As I’m placing in the decks, I’m mindful about where ladders and bridges will go and glue those in as I go. I even glue the houses on as well so I don’t have to worry about them when I’m ready to relocate the tree.
Once everything is in place, I take one last look at it to make sure I’m confident about the overall aesthetic before proceeding to the next step.
Creating The Ultimate Bonsai Treehouse Village:
now that the hard part is out of the way, we can proceed with the stuff I’m very comfortable and familiar with… picking a jar! Lol
Like always, we will need to set up a drainage layer for stagnant water to accumulate… Trees are no different from most other plants with not doing well in a well-drained substrate.
I’m using a beautiful mixed grey pebble to establish the drainage layer. The natural assortment of colors these guys come in will really bring out the overall look I’m going for with this terrarium.
I’m adding an additional layer of sand to help separate the gravel from the substrate. This not only looks good but helps hold those roots back from going straight into the gravel.
My choice of soil is coming straight from the bonsai tree. This will make the overall transplant process a lot smoother and if there are any issues with the tree’s health later I can easily rule out the soil.

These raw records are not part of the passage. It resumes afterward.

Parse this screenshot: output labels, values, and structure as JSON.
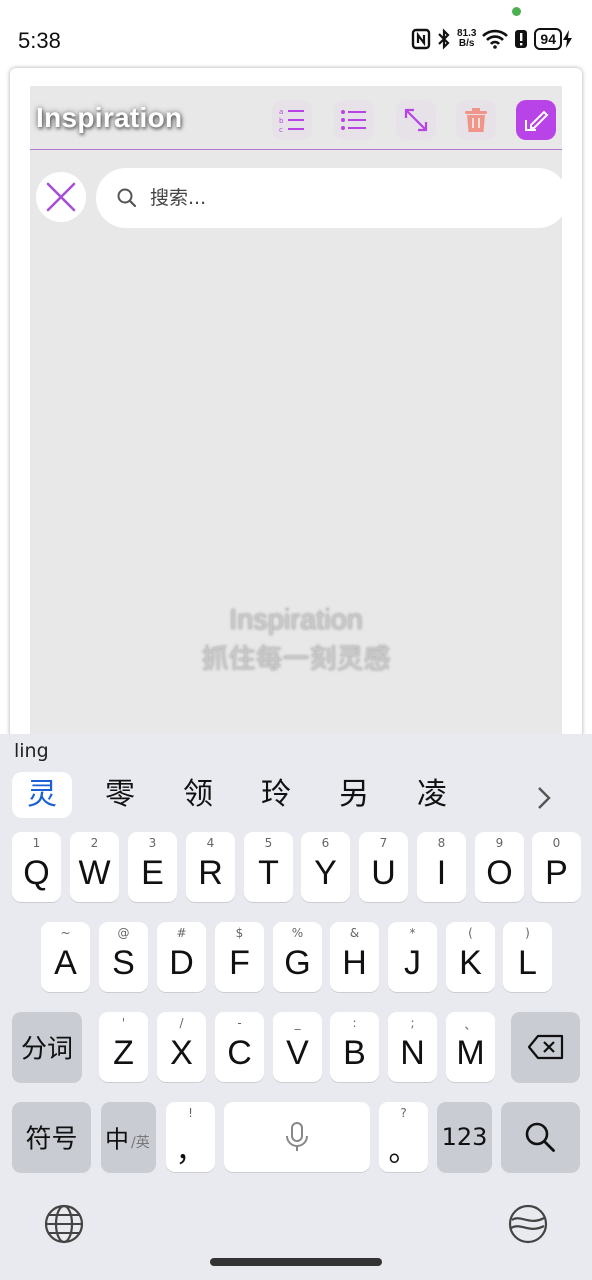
{
  "status_bar": {
    "time": "5:38",
    "net_speed_value": "81.3",
    "net_speed_unit": "B/s",
    "battery": "94"
  },
  "app": {
    "title": "Inspiration",
    "search": {
      "placeholder": "搜索..."
    },
    "empty_state": {
      "title": "Inspiration",
      "subtitle": "抓住每一刻灵感"
    },
    "accent_color": "#b843e6"
  },
  "keyboard": {
    "pinyin": "ling",
    "candidates": [
      "灵",
      "零",
      "领",
      "玲",
      "另",
      "凌"
    ],
    "row1": [
      {
        "hint": "1",
        "key": "Q"
      },
      {
        "hint": "2",
        "key": "W"
      },
      {
        "hint": "3",
        "key": "E"
      },
      {
        "hint": "4",
        "key": "R"
      },
      {
        "hint": "5",
        "key": "T"
      },
      {
        "hint": "6",
        "key": "Y"
      },
      {
        "hint": "7",
        "key": "U"
      },
      {
        "hint": "8",
        "key": "I"
      },
      {
        "hint": "9",
        "key": "O"
      },
      {
        "hint": "0",
        "key": "P"
      }
    ],
    "row2": [
      {
        "hint": "~",
        "key": "A"
      },
      {
        "hint": "@",
        "key": "S"
      },
      {
        "hint": "#",
        "key": "D"
      },
      {
        "hint": "$",
        "key": "F"
      },
      {
        "hint": "%",
        "key": "G"
      },
      {
        "hint": "&",
        "key": "H"
      },
      {
        "hint": "*",
        "key": "J"
      },
      {
        "hint": "(",
        "key": "K"
      },
      {
        "hint": ")",
        "key": "L"
      }
    ],
    "row3": [
      {
        "hint": "'",
        "key": "Z"
      },
      {
        "hint": "/",
        "key": "X"
      },
      {
        "hint": "-",
        "key": "C"
      },
      {
        "hint": "_",
        "key": "V"
      },
      {
        "hint": ":",
        "key": "B"
      },
      {
        "hint": ";",
        "key": "N"
      },
      {
        "hint": "、",
        "key": "M"
      }
    ],
    "segment_label": "分词",
    "symbols_label": "符号",
    "lang_main": "中",
    "lang_alt": "/英",
    "comma_hint": "!",
    "comma": "，",
    "period_hint": "?",
    "period": "。",
    "num_label": "123"
  }
}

Now here’s where things get interesting, we are ready to bring our bonsai tree over to its new home. This was a little challenging for me since my hands are huge and the setup is a tight fit.
Finish this build-off with preserved sheet moss. This will help the soil retain its moisture longer. Working with preserved moss will also make this setup much easier to maintain as you’ll see in the care guide portion of this tutorial.
Best Animals For A Bonsai Tree Terrarium
I haven’t decided on what inhabitants will call this bonsai tree terrarium home just yet. I might just stick with the usual springtails and isopods since they help keep things clean and stay under the moss most of the time.
Bonsai Tree Terrarium Care
Small trims and adding water to the drainage layer are all I have planned for this terrarium. This is one that will require patience to know if things are doing well or not.
Whew! An actual bonsai treehouse village terrarium. What a marvel to see in person. This one makes another world for the books and I truly hope I nailed it in the inspiration department I really look forward to seeing some of the ideas you guys brew up from this guide.
If you’re interested in seeing updates on how this as well as other enclosures progress follow me on social media. If you’d like to get your tall tweezers on one of these limited edition vivarium decors yourself, check them out in our shop.